26 Jan being a leader
I used to think being a leader meant that you had to be picked. That you had to be elected. Or nominated. Or chosen.
Being a leader meant you had to have a special title. You had to be the President, or VP, or Director, or Head of ‘insert committee here’ or group.
I used to think being a leader meant that you had been anointed by others to be able to make decisions, speak up, and be at the forefront.
I now know that all of the above is untrue.
Anyone can be a leader.
Doesn’t matter your age, your race, your sex, your title, your status. If you want to be a leader, all you need to do is lead.
How does one lead?
A. Check your ego at the door. Don’t think that you know it all. Don’t be the smartest person. Don’t stop asking questions. Remember, it’s not about you, it’s about elevating others.
B. Listen. Opening yourself and listening to understand those around you provides context for what motivates each individual. When you understand a person’s motivation you can help achieve the goal.
C. If you want the trust of others or to influence others, then you need to give them trust and allow yourself to be influenced.
D. Say Do. If you say you’re going to do something, do it. Don’t just talk, but deliver on your words.
E. Communicate. Make sure you share openly and frequently. Share in the style and format that is preferred by those you’re leading.
F. Welcome conflict. When one is a leader not everyone is going to agree, or like, or appreciate your decisions. That’s okay. Don’t run away, block, ignore, or try to deflect the conflict. Address it head on.
The above may not be the best set of how people should lead. It’s my framework. A set of guides that I use based on my life, my reading, and how I was raised.

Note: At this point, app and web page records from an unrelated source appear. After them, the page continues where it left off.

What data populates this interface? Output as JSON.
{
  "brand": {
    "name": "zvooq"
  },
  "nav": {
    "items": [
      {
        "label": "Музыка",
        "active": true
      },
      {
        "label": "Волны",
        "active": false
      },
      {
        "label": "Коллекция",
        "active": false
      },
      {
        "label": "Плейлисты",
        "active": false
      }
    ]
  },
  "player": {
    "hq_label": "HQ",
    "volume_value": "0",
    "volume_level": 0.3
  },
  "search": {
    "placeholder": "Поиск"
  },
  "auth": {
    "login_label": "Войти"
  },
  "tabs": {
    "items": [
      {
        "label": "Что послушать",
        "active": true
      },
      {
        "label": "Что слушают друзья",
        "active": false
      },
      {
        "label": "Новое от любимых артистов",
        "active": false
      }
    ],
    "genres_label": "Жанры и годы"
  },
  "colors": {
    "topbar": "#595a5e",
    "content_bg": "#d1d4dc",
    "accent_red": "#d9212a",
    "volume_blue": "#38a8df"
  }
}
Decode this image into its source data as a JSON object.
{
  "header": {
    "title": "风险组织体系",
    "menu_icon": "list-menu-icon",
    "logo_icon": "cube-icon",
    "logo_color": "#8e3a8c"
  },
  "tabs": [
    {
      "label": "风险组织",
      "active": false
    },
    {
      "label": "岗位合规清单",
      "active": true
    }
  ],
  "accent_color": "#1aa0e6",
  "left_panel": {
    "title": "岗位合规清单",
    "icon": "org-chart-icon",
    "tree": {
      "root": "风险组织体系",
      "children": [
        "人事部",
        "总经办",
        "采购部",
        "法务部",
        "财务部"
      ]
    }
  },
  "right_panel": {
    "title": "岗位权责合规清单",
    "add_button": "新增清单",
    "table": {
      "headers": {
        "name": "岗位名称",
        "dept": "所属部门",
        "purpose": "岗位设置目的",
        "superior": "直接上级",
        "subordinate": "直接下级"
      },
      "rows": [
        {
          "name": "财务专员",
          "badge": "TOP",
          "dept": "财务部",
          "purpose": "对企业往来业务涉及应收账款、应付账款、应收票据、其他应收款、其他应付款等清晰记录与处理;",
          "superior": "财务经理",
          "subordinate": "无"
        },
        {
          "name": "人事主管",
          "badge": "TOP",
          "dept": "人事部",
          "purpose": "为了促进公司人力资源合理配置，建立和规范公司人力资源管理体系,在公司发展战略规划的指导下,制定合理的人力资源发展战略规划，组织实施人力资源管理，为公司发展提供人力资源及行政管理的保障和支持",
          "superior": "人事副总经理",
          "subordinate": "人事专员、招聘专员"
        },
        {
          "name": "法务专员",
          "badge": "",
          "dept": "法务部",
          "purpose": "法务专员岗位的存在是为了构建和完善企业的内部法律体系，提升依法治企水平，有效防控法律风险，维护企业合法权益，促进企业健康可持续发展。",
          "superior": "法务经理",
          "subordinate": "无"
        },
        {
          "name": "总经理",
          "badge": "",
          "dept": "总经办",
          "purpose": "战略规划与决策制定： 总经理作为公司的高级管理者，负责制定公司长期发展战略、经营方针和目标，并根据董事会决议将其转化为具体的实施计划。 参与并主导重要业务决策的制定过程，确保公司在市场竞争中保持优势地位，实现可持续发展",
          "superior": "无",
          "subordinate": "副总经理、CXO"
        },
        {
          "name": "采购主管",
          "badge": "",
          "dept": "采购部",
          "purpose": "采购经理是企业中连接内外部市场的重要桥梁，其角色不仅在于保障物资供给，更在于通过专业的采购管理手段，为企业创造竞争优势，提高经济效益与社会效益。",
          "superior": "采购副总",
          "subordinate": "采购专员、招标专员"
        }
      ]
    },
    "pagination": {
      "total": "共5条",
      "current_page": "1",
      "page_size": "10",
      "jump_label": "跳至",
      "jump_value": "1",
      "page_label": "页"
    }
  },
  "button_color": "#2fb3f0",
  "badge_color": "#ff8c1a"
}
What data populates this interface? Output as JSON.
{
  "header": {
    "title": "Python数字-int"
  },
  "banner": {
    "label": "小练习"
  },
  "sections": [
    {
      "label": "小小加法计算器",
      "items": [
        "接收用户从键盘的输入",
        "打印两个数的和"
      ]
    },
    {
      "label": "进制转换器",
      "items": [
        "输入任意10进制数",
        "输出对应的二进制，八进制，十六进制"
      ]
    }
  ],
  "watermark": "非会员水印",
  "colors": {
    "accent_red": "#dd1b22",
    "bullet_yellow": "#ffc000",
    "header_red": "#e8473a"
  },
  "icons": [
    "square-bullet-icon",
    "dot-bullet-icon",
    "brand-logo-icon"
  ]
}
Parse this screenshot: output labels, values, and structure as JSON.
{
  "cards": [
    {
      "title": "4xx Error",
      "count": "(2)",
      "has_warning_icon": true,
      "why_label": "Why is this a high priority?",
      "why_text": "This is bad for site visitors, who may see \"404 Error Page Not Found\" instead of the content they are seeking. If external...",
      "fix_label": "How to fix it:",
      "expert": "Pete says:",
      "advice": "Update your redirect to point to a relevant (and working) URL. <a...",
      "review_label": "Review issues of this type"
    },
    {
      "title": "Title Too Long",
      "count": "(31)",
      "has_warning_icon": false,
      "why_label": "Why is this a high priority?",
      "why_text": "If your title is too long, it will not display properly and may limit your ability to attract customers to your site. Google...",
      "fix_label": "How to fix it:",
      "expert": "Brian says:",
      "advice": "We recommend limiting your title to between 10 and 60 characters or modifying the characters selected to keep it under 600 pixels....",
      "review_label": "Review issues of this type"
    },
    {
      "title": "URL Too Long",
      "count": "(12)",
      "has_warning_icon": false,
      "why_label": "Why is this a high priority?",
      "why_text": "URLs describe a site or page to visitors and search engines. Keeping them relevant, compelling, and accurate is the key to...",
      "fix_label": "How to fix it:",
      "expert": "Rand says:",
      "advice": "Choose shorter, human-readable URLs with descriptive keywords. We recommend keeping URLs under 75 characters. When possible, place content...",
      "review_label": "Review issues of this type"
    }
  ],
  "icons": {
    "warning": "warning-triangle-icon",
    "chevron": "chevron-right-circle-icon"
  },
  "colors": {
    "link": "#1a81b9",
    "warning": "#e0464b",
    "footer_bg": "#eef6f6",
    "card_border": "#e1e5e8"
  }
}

Lastly, leadership is built, one relationship at a time.
Leadership is built at the N of 1.